• **What is being asked**:
In the material below, identify each line bearing the word "user". Reproduce those lines.
++++++
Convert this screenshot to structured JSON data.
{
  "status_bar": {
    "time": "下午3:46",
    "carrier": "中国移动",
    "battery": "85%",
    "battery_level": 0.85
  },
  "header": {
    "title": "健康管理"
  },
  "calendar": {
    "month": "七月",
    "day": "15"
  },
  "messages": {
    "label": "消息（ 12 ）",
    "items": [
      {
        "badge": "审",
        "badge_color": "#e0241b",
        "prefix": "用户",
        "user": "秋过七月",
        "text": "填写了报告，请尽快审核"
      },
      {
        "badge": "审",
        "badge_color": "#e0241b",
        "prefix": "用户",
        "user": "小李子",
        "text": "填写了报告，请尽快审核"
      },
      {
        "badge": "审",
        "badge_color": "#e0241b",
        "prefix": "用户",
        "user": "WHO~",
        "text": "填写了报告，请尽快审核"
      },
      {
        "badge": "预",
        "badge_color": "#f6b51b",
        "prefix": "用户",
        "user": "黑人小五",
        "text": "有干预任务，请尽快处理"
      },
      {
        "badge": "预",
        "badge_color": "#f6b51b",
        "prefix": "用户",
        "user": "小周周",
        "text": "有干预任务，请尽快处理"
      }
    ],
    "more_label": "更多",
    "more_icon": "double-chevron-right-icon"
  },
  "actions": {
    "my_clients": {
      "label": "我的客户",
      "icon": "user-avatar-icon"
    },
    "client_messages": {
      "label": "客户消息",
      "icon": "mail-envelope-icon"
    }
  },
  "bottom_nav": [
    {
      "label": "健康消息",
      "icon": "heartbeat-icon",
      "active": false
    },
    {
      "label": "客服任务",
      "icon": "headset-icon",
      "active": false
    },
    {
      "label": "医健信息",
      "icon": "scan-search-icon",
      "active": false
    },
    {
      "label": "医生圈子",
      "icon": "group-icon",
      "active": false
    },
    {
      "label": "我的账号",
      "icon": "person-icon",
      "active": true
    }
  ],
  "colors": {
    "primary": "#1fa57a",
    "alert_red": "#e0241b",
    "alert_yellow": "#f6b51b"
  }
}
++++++
• **Written response**:
        "user": "秋过七月",
        "user": "小李子",
        "user": "WHO~",
        "user": "黑人小五",
        "user": "小周周",
      "icon": "user-avatar-icon"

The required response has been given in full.